Aim of the exercise: In this exercise, each record below is to be written out again exactly.

===== Supplied data =====

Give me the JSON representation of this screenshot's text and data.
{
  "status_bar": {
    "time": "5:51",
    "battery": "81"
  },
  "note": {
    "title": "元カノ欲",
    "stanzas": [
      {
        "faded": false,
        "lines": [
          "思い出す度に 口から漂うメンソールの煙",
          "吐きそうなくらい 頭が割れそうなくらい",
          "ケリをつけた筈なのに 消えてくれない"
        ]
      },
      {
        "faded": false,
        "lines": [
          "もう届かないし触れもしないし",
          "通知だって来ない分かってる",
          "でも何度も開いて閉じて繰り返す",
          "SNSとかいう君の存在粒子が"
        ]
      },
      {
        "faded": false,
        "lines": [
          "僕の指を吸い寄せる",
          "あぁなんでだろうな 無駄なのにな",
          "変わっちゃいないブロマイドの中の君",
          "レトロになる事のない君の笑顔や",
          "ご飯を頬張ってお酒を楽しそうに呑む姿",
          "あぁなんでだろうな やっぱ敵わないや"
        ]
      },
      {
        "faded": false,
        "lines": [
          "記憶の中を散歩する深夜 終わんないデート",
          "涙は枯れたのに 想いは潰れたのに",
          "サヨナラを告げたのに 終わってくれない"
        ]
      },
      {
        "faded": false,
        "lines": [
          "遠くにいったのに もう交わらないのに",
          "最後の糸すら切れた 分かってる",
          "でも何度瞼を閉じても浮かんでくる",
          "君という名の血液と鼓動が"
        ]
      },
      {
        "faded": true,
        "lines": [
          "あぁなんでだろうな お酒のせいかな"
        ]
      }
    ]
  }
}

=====

Result below:
Give me the JSON representation of this screenshot's text and data.
{
  "status_bar": {
    "time": "5:51",
    "battery": "81"
  },
  "note": {
    "title": "元カノ欲",
    "stanzas": [
      {
        "faded": false,
        "lines": [
          "思い出す度に 口から漂うメンソールの煙",
          "吐きそうなくらい 頭が割れそうなくらい",
          "ケリをつけた筈なのに 消えてくれない"
        ]
      },
      {
        "faded": false,
        "lines": [
          "もう届かないし触れもしないし",
          "通知だって来ない分かってる",
          "でも何度も開いて閉じて繰り返す",
          "SNSとかいう君の存在粒子が"
        ]
      },
      {
        "faded": false,
        "lines": [
          "僕の指を吸い寄せる",
          "あぁなんでだろうな 無駄なのにな",
          "変わっちゃいないブロマイドの中の君",
          "レトロになる事のない君の笑顔や",
          "ご飯を頬張ってお酒を楽しそうに呑む姿",
          "あぁなんでだろうな やっぱ敵わないや"
        ]
      },
      {
        "faded": false,
        "lines": [
          "記憶の中を散歩する深夜 終わんないデート",
          "涙は枯れたのに 想いは潰れたのに",
          "サヨナラを告げたのに 終わってくれない"
        ]
      },
      {
        "faded": false,
        "lines": [
          "遠くにいったのに もう交わらないのに",
          "最後の糸すら切れた 分かってる",
          "でも何度瞼を閉じても浮かんでくる",
          "君という名の血液と鼓動が"
        ]
      },
      {
        "faded": true,
        "lines": [
          "あぁなんでだろうな お酒のせいかな"
        ]
      }
    ]
  }
}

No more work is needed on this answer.